The court case began in Stockholm District Court on Tuesday, with the 60-year-old standing trial for his alleged involvement in “intentionally taking the life of a very large number of prisoners”. The Iranian national is suspected of playing a role in the 1988 government-sanctioned massacre of an estimated 5,000 dissidents who were sympathetic towards the Mujahedin during the eight-year war between Iraq and Iran.

While Swedish prosecutors declined to disclose the name of the individual publicly, the suspect has been identified by news agencies as Hamid Nouri, reportedly a former assistant to the deputy governor of Gohardasht prison in Karaj, not far from the Iranian capital of Tehran. The man has insisted he is innocent, refuting all allegations of his suspect involvement.

Handfuls of Iranians flocked around the court on August 10, demanding justice for the crimes of the massacre, as per footage uploaded to Twitter.

A number of witnesses are set to take the stand to deliver their testimonies over the next three days of the court’s sittings, according to AFP, and the trial is expected to run until April 2022. Swedish law stipulates that the state can try both Swedish citizens and nationals from other countries for violations against international law carried out abroad, such as war crimes and murder.
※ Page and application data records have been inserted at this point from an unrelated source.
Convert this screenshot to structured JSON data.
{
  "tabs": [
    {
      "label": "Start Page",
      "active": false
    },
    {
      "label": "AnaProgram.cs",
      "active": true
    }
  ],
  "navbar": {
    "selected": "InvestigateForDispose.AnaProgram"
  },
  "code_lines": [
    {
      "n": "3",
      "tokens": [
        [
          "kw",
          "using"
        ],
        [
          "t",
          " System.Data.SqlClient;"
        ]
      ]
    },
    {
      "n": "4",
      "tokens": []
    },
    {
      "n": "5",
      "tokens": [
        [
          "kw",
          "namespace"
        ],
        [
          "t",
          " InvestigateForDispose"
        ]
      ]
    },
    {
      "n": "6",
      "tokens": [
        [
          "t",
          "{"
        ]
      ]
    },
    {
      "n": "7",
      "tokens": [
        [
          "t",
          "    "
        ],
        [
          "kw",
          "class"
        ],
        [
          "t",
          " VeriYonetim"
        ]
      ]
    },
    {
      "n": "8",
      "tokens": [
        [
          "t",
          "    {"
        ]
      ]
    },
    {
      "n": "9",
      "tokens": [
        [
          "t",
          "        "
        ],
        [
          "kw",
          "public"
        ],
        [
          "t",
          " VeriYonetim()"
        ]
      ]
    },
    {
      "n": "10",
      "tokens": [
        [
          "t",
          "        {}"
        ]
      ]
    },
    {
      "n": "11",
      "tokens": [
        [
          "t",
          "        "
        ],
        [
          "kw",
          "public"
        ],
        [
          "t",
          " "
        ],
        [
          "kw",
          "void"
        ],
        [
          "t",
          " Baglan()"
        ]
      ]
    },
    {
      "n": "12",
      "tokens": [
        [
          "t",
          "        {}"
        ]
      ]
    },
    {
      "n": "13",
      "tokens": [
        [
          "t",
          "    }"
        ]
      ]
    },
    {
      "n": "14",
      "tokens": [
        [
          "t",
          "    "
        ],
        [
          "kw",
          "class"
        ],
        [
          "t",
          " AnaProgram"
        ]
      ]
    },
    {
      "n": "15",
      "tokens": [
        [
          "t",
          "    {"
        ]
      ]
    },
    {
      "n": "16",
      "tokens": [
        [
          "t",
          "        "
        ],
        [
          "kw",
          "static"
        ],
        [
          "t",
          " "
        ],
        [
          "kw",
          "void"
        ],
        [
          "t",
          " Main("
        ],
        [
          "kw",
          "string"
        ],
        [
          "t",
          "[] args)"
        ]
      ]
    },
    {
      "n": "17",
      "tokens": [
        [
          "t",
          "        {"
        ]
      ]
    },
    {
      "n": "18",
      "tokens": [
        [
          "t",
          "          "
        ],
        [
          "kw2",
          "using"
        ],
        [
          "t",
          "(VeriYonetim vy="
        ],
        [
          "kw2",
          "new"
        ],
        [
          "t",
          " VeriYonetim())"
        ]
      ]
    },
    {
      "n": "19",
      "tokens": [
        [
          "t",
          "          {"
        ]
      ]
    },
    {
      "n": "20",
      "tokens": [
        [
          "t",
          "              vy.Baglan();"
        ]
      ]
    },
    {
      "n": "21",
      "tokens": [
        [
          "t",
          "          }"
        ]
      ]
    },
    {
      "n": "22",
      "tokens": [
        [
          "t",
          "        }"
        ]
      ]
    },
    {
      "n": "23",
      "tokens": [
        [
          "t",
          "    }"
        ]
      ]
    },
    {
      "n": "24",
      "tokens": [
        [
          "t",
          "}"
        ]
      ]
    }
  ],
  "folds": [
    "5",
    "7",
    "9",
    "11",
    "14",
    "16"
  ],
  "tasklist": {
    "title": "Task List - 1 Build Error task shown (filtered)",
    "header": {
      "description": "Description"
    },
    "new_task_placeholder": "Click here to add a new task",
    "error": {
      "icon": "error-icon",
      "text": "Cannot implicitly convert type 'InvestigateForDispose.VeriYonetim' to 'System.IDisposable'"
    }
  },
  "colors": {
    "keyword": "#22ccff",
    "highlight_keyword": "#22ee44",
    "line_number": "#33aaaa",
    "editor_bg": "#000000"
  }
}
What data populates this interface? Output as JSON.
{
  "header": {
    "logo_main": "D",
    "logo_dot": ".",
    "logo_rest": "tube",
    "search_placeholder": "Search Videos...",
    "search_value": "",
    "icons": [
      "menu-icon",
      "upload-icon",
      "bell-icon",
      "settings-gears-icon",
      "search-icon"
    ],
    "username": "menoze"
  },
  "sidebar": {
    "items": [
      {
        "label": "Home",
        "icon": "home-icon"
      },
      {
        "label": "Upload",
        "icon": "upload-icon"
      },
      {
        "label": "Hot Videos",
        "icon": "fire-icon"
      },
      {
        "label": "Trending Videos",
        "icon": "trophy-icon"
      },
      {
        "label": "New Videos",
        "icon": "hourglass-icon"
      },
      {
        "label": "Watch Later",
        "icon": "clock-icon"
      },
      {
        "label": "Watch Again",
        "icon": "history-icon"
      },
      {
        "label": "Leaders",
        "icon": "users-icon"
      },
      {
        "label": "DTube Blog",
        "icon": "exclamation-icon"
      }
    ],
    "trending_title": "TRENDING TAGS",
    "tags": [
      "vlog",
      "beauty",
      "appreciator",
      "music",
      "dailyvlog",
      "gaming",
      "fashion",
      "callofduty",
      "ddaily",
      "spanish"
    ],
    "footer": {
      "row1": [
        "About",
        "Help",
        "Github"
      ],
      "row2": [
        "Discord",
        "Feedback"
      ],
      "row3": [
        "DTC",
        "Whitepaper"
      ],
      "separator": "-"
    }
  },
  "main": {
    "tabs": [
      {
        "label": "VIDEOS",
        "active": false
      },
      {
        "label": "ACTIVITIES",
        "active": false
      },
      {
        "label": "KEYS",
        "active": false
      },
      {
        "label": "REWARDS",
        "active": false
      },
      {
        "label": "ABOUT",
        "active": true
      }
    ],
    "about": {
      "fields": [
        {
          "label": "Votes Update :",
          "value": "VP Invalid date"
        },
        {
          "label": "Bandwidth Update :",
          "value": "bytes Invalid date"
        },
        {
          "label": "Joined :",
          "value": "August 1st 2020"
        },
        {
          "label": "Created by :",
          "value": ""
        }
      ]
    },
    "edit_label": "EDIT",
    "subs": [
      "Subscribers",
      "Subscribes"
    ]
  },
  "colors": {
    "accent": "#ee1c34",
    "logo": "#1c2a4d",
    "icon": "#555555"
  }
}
Nouri arrived in the Scandinavian country in 2019 and was arrested after dozens of people filed complaints with authorities in Sweden, including a former political prisoner, Iraj Mesdaghi, who gathered swathes of information on the suspect and his alleged crimes.

The hearing comes as tensions continue to escalate between the Islamic Republic and some Western countries. Tehran’s new president, Ebrahim Raisi, has been accused of crimes against humanity by Amnesty International for his role as a judge during the 1988 execution. Raisi told reporters in June that he is “proud” of his work in “defending human rights in every position” he has held, as well as national security.